Watson Institute for International and Public Affairs
Costs of War

Homeland Security Budget

The creation of the new cabinet-level Homeland Security agency after 9/11 and the associated identification of a new homeland security mission to prevent, respond to, and recover from terrorist attacks, constituted the largest reorganization in the United States government since World War II.

Absent the wars, the U.S. would have spent some money on the areas we now identify as homeland security, but nowhere near as much. Between Fiscal Years 2001 and 2021, the Office of Management and Budget reports that outlays for the Department of Homeland Security totaled over $1 trillion. In the 20-year period from 2001 through 2020, homeland security expenditures were more than six times as high as they were in the previous 20 years. The percentage of the federal budget that was allocated to homeland security post-9/11 was twice the percentage in the preceding two decades.

Activities that are considered “homeland security” are carried out by the federal government as well as by local and state governments and private entities. Federal government expenditures and activities include Customs and Border Patrol, Immigration and Customs Enforcement, the Transportation Security Administration, and others. Law enforcement officers at the local and state levels make up the bulk of non-federal activities and expenditures for homeland security.

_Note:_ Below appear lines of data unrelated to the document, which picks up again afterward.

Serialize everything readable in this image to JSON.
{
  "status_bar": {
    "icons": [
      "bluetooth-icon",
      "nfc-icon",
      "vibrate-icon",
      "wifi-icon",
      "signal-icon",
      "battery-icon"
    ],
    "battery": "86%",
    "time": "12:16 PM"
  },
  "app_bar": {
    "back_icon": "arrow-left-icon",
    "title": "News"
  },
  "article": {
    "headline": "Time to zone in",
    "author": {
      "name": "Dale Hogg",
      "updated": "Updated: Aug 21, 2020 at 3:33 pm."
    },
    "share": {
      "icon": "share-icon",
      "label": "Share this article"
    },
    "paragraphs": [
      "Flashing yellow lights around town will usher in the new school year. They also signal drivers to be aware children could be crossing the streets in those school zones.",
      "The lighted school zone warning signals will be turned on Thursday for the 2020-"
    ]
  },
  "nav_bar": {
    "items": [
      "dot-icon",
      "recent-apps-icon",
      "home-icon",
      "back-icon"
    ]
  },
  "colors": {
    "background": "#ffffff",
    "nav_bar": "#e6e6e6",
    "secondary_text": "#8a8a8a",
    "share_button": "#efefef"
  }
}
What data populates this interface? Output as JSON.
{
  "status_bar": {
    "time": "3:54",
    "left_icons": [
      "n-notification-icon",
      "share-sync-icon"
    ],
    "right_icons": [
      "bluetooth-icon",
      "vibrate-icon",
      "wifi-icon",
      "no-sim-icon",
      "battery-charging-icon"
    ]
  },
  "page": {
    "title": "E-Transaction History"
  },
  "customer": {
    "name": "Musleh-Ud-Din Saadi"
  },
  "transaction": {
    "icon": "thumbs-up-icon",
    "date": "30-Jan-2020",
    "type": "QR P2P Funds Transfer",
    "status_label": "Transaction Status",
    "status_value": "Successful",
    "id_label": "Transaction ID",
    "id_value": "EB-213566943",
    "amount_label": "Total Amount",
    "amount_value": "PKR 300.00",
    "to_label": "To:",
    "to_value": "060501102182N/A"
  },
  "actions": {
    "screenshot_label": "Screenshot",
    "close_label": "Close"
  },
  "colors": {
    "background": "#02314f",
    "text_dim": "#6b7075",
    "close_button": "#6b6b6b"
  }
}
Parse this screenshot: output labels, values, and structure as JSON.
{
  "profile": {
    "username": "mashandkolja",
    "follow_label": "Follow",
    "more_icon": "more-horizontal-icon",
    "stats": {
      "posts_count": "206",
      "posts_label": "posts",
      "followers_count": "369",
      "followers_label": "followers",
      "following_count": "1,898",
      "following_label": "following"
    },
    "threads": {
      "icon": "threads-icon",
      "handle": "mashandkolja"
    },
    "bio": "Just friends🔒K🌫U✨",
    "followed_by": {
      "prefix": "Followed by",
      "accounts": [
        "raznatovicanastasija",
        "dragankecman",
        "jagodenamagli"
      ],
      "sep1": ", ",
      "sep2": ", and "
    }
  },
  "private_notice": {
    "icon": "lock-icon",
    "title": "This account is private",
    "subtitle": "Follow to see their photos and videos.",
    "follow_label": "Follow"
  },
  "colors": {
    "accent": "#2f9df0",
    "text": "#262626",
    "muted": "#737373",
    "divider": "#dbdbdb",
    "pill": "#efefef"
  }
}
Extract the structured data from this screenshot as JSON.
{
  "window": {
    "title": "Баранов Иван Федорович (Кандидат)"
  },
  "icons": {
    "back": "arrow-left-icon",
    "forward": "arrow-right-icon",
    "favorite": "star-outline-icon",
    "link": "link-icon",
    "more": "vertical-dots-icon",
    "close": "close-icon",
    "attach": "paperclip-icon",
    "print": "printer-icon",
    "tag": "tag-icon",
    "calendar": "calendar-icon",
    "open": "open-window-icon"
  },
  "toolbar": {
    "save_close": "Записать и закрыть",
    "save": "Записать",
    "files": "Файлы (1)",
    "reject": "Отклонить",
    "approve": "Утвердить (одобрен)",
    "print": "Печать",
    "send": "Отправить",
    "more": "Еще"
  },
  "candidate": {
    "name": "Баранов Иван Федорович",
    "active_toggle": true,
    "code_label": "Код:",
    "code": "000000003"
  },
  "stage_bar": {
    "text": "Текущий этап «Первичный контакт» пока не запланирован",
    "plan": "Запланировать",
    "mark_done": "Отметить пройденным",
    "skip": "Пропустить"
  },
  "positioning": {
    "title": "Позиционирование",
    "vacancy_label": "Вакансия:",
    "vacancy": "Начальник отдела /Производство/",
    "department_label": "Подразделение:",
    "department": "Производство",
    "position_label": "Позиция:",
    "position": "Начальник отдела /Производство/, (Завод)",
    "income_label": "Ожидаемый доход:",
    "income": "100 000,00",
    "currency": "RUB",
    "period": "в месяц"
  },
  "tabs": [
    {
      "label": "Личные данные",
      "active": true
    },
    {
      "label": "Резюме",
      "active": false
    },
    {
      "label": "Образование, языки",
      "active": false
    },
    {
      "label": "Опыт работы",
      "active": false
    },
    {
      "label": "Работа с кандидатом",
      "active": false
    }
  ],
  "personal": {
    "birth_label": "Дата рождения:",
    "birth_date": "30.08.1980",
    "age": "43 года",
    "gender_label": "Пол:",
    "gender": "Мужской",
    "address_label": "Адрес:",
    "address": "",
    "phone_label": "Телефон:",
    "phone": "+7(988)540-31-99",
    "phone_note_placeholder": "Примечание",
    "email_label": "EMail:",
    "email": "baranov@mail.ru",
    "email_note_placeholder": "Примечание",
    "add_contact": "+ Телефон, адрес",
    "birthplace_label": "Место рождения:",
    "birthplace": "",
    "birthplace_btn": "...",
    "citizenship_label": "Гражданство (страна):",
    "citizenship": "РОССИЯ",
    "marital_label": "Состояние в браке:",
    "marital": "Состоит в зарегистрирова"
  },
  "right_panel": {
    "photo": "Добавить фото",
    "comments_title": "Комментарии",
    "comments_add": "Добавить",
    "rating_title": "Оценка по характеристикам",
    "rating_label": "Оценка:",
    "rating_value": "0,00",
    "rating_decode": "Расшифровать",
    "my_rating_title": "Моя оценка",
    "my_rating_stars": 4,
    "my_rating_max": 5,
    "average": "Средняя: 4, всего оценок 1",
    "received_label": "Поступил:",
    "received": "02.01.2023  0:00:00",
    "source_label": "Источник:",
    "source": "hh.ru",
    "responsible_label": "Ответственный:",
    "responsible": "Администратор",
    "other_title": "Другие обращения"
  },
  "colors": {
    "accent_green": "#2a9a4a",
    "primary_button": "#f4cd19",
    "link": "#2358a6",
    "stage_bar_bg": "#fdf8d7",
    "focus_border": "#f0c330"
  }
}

Homeland Security funding is a complicated and opaque matter, not only because of the different public and private entities involved, but also due to the vastness of DHS and because not all of federal homeland security spending goes through DHS. Homeland Security is carried out at the federal level by DHS as well as by the Department of Defense, Department of State, Department of Justice and many others. DHS accounts for only about one-half of homeland security expenditures at the federal level. And within DHS, not all funding is for homeland security. DHS runs the Federal Emergency Management Agency (FEMA), for example, which responds to both manmade incidents and natural disasters. 

Key Findings

  • If federal spending on homeland security had grown at the same rate as other (non-military) federal spending, total appropriations would have been hundreds of billions of dollars lower.

  • State and municipal governments also likely spent a significant amount on homeland security, but the total is difficult to calculate given a lack of government data.


  • The Congressional Research Service (CRS) should continue to publish annual Unified Security Budget reports, detailing the amount of government spending on homeland security and including local spending not covered by federal grants.

(Page updated as of June 2021)